-- Data follows --

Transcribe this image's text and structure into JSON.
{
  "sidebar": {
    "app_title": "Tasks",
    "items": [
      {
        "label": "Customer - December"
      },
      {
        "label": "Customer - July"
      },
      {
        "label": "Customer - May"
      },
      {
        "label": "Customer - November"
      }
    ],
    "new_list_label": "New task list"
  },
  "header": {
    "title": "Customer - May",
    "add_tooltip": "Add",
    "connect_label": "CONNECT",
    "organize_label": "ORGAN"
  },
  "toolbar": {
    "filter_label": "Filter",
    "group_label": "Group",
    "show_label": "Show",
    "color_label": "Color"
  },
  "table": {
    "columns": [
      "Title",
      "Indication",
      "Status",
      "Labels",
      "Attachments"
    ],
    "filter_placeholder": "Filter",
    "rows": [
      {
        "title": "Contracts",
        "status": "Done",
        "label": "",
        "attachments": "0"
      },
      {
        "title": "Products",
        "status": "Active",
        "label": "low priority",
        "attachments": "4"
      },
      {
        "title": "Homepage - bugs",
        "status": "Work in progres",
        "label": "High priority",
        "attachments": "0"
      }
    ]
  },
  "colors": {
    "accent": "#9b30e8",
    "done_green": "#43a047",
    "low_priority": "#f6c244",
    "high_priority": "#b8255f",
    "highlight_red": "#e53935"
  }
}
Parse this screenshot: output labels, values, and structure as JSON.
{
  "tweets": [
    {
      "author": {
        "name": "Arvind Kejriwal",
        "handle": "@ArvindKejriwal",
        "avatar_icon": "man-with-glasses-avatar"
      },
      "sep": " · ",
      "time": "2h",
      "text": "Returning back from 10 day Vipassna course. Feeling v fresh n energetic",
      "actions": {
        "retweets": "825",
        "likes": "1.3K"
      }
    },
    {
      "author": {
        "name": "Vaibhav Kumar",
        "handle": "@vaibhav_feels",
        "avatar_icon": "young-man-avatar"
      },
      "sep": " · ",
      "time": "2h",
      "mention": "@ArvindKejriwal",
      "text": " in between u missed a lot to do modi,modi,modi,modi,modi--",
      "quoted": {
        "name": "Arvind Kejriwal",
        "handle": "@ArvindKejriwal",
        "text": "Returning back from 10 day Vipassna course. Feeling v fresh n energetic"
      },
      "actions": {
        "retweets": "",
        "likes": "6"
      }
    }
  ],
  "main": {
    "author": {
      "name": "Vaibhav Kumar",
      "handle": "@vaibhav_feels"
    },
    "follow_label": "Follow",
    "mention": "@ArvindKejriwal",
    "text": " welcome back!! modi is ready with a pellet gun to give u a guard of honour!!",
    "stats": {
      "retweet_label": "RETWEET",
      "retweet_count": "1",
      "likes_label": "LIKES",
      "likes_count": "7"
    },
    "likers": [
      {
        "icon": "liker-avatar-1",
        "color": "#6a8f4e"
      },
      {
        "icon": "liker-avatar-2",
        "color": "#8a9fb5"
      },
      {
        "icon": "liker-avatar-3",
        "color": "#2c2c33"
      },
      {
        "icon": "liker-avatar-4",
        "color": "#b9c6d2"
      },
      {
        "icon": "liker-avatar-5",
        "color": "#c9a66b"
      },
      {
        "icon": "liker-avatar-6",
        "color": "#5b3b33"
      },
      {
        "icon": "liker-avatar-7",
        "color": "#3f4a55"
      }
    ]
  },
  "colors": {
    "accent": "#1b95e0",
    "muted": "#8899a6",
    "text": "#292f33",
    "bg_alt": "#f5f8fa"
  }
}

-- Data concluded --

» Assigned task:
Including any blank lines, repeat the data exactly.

» Solution below:
Transcribe this image's text and structure into JSON.
{
  "sidebar": {
    "app_title": "Tasks",
    "items": [
      {
        "label": "Customer - December"
      },
      {
        "label": "Customer - July"
      },
      {
        "label": "Customer - May"
      },
      {
        "label": "Customer - November"
      }
    ],
    "new_list_label": "New task list"
  },
  "header": {
    "title": "Customer - May",
    "add_tooltip": "Add",
    "connect_label": "CONNECT",
    "organize_label": "ORGAN"
  },
  "toolbar": {
    "filter_label": "Filter",
    "group_label": "Group",
    "show_label": "Show",
    "color_label": "Color"
  },
  "table": {
    "columns": [
      "Title",
      "Indication",
      "Status",
      "Labels",
      "Attachments"
    ],
    "filter_placeholder": "Filter",
    "rows": [
      {
        "title": "Contracts",
        "status": "Done",
        "label": "",
        "attachments": "0"
      },
      {
        "title": "Products",
        "status": "Active",
        "label": "low priority",
        "attachments": "4"
      },
      {
        "title": "Homepage - bugs",
        "status": "Work in progres",
        "label": "High priority",
        "attachments": "0"
      }
    ]
  },
  "colors": {
    "accent": "#9b30e8",
    "done_green": "#43a047",
    "low_priority": "#f6c244",
    "high_priority": "#b8255f",
    "highlight_red": "#e53935"
  }
}
Parse this screenshot: output labels, values, and structure as JSON.
{
  "tweets": [
    {
      "author": {
        "name": "Arvind Kejriwal",
        "handle": "@ArvindKejriwal",
        "avatar_icon": "man-with-glasses-avatar"
      },
      "sep": " · ",
      "time": "2h",
      "text": "Returning back from 10 day Vipassna course. Feeling v fresh n energetic",
      "actions": {
        "retweets": "825",
        "likes": "1.3K"
      }
    },
    {
      "author": {
        "name": "Vaibhav Kumar",
        "handle": "@vaibhav_feels",
        "avatar_icon": "young-man-avatar"
      },
      "sep": " · ",
      "time": "2h",
      "mention": "@ArvindKejriwal",
      "text": " in between u missed a lot to do modi,modi,modi,modi,modi--",
      "quoted": {
        "name": "Arvind Kejriwal",
        "handle": "@ArvindKejriwal",
        "text": "Returning back from 10 day Vipassna course. Feeling v fresh n energetic"
      },
      "actions": {
        "retweets": "",
        "likes": "6"
      }
    }
  ],
  "main": {
    "author": {
      "name": "Vaibhav Kumar",
      "handle": "@vaibhav_feels"
    },
    "follow_label": "Follow",
    "mention": "@ArvindKejriwal",
    "text": " welcome back!! modi is ready with a pellet gun to give u a guard of honour!!",
    "stats": {
      "retweet_label": "RETWEET",
      "retweet_count": "1",
      "likes_label": "LIKES",
      "likes_count": "7"
    },
    "likers": [
      {
        "icon": "liker-avatar-1",
        "color": "#6a8f4e"
      },
      {
        "icon": "liker-avatar-2",
        "color": "#8a9fb5"
      },
      {
        "icon": "liker-avatar-3",
        "color": "#2c2c33"
      },
      {
        "icon": "liker-avatar-4",
        "color": "#b9c6d2"
      },
      {
        "icon": "liker-avatar-5",
        "color": "#c9a66b"
      },
      {
        "icon": "liker-avatar-6",
        "color": "#5b3b33"
      },
      {
        "icon": "liker-avatar-7",
        "color": "#3f4a55"
      }
    ]
  },
  "colors": {
    "accent": "#1b95e0",
    "muted": "#8899a6",
    "text": "#292f33",
    "bg_alt": "#f5f8fa"
  }
}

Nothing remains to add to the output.